--- RAW DATA Enclosed Below ---

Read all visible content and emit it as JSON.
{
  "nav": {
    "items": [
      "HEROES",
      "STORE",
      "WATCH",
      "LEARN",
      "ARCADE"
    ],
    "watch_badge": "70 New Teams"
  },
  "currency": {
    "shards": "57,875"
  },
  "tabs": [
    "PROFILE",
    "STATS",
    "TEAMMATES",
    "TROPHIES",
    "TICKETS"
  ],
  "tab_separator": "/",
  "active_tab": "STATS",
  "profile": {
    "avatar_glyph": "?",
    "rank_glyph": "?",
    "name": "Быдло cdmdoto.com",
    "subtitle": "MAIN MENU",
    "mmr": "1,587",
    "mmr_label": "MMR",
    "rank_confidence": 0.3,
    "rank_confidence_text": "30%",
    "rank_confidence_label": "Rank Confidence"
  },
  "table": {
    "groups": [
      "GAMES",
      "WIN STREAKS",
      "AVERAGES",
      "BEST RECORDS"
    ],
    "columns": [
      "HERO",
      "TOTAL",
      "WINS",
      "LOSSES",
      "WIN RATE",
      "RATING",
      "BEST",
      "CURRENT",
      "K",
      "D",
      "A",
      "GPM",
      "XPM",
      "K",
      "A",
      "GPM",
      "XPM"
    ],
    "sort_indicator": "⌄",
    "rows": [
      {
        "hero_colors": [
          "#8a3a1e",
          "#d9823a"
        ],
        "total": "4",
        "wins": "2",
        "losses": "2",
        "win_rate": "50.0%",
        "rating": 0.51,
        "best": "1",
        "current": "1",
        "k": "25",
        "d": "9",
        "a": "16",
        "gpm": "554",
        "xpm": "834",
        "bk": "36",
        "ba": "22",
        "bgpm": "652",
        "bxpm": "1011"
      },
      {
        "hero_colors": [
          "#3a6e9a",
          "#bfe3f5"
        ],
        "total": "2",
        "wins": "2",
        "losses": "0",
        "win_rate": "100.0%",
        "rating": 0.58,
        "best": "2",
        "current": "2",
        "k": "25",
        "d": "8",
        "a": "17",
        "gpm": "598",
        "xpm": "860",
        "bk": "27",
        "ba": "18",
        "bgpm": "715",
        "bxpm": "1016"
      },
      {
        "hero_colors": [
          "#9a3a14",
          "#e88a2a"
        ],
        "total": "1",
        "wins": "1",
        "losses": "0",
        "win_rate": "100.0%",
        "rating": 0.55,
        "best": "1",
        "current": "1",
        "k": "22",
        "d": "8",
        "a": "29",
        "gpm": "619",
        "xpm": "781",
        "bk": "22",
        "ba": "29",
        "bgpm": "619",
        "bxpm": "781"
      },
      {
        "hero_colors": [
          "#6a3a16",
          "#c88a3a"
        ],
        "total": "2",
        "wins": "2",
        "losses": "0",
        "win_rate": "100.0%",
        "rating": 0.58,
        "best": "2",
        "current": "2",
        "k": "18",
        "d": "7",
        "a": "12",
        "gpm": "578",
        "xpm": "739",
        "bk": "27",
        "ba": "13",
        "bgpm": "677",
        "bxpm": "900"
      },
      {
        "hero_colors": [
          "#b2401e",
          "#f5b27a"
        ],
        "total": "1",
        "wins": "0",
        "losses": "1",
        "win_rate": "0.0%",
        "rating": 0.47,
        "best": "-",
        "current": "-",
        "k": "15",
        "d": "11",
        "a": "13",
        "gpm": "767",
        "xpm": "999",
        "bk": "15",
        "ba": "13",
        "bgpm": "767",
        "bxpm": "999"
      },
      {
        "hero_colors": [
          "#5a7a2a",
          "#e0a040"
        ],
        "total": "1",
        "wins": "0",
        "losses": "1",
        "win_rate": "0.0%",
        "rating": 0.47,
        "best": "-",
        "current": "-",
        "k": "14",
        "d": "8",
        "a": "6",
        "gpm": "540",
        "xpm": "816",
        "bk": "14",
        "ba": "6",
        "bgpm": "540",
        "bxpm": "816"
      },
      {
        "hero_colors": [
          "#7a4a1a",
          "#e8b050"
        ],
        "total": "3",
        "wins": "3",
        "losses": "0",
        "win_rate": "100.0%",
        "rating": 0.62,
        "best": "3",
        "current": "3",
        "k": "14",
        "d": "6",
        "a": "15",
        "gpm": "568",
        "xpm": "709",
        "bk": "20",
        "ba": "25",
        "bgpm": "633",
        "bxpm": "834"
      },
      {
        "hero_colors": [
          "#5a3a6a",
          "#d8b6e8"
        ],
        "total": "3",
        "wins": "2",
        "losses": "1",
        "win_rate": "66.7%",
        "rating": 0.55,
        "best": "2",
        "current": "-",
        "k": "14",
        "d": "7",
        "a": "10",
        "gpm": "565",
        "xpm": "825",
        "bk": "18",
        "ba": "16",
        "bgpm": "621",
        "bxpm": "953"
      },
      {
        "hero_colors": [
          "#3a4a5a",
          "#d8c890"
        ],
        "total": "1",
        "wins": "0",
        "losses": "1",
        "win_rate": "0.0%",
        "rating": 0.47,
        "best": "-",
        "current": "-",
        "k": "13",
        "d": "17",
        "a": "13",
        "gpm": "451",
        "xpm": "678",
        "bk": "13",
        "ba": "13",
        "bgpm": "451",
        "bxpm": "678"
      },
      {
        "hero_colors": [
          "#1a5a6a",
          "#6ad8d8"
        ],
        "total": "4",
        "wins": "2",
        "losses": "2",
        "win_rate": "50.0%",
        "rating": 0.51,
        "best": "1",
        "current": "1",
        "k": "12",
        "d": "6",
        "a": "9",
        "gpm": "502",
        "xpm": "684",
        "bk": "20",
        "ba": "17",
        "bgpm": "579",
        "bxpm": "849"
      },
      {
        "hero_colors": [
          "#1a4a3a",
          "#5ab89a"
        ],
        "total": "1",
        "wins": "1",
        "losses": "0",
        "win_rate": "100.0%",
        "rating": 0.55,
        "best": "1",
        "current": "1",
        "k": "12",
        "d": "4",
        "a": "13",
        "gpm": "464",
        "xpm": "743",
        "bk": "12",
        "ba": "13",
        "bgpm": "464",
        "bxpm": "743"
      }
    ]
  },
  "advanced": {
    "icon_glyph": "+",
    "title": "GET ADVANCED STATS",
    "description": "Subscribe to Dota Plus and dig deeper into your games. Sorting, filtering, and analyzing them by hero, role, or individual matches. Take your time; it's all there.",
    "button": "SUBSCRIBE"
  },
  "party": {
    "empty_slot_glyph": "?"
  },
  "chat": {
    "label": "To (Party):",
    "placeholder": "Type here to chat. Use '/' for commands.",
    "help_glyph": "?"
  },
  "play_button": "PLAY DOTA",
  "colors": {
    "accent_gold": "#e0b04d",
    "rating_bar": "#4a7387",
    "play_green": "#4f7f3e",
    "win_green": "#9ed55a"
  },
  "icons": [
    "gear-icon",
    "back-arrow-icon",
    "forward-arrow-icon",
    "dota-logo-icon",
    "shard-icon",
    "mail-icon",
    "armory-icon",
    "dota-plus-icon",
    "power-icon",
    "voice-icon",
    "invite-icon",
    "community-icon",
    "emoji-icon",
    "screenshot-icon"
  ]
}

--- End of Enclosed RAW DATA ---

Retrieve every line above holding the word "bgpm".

→ TASK ANSWER
        "bgpm": "652",
        "bgpm": "715",
        "bgpm": "619",
        "bgpm": "677",
        "bgpm": "767",
        "bgpm": "540",
        "bgpm": "633",
        "bgpm": "621",
        "bgpm": "451",
        "bgpm": "579",
        "bgpm": "464",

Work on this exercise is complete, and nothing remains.